Task requirements:
Report each line of the records below that holds the word "subtitle".

....................

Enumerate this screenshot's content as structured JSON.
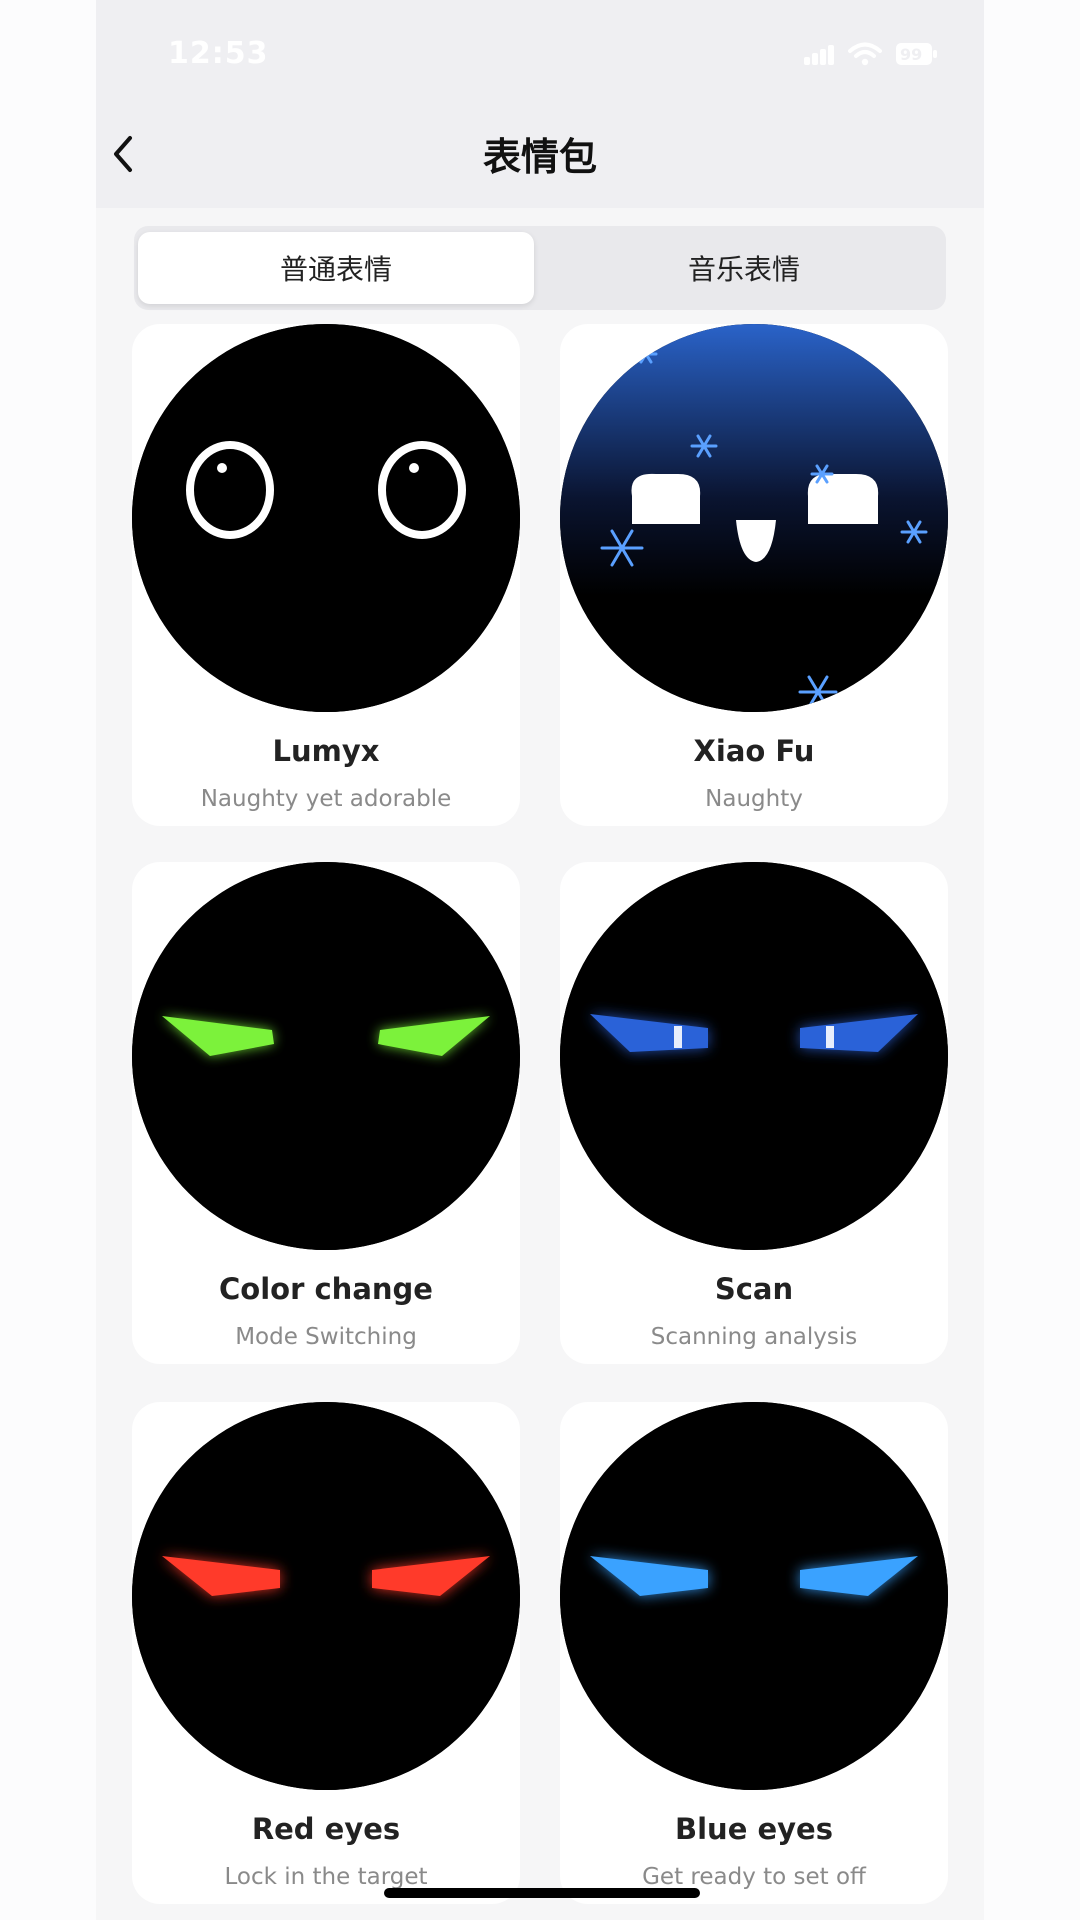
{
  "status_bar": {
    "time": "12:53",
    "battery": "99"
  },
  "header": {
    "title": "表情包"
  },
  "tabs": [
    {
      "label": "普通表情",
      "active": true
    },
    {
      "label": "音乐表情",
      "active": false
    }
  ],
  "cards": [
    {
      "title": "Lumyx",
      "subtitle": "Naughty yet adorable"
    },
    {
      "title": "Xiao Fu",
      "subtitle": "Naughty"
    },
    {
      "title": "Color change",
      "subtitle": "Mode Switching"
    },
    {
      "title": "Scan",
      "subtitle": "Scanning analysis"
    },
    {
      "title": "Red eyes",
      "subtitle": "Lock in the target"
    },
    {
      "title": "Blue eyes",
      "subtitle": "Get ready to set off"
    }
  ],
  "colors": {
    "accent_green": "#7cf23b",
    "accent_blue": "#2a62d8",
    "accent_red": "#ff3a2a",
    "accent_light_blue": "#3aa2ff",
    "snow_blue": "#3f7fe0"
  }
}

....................

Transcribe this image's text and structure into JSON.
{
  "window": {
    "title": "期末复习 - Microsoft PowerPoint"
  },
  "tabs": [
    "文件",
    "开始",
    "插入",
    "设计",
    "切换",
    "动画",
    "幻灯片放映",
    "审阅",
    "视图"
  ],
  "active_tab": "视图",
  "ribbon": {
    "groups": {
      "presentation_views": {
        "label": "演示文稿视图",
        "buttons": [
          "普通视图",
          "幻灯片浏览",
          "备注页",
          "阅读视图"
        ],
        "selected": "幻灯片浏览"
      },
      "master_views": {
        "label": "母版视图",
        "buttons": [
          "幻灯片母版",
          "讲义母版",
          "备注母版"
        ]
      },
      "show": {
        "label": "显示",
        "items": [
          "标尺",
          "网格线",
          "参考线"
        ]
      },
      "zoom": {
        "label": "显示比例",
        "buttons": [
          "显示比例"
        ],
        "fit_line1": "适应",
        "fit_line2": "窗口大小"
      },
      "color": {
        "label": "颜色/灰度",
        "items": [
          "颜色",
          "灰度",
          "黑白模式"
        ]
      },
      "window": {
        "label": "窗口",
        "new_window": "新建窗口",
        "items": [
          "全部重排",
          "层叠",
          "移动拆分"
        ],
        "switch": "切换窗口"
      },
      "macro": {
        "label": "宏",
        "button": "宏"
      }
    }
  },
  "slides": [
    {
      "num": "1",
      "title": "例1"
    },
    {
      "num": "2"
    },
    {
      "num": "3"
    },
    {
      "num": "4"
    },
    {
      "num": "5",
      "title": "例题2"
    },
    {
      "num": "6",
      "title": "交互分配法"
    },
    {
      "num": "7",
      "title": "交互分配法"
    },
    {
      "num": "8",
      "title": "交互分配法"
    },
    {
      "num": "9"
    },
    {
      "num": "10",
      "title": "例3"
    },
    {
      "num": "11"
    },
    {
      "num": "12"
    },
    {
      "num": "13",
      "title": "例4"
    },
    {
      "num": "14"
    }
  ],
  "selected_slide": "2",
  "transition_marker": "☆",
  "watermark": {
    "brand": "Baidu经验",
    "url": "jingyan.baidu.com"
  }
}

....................

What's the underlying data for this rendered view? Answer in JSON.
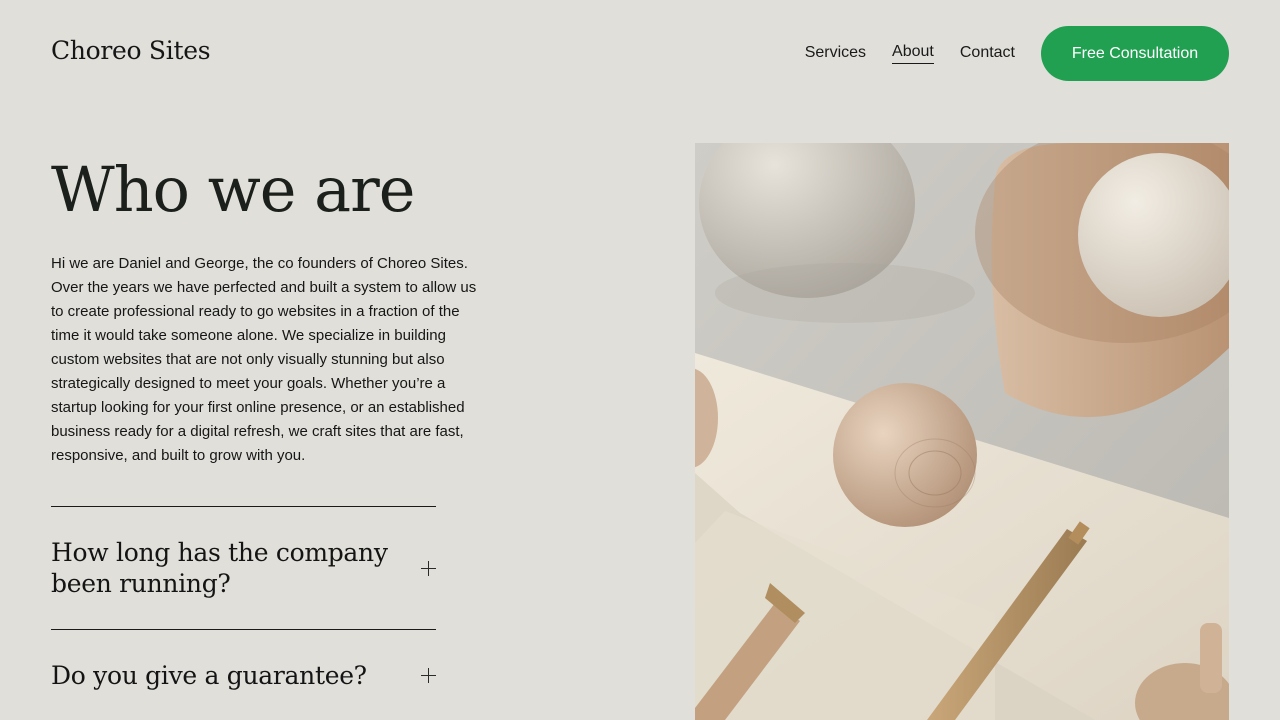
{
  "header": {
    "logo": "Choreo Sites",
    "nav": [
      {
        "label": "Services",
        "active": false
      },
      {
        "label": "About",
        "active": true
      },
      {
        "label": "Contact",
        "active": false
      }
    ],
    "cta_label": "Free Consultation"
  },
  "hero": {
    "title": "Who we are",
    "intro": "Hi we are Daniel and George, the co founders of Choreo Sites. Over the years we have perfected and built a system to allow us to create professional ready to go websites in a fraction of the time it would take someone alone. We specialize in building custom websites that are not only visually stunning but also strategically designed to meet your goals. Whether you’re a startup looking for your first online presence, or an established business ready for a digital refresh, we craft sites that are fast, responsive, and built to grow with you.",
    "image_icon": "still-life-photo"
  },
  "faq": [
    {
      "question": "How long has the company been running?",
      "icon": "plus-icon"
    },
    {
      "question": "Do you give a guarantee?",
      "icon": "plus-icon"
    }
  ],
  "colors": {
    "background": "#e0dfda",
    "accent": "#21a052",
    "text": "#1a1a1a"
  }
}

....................

Result for this exercise:
      "subtitle": "Naughty yet adorable"
      "subtitle": "Naughty"
      "subtitle": "Mode Switching"
      "subtitle": "Scanning analysis"
      "subtitle": "Lock in the target"
      "subtitle": "Get ready to set off"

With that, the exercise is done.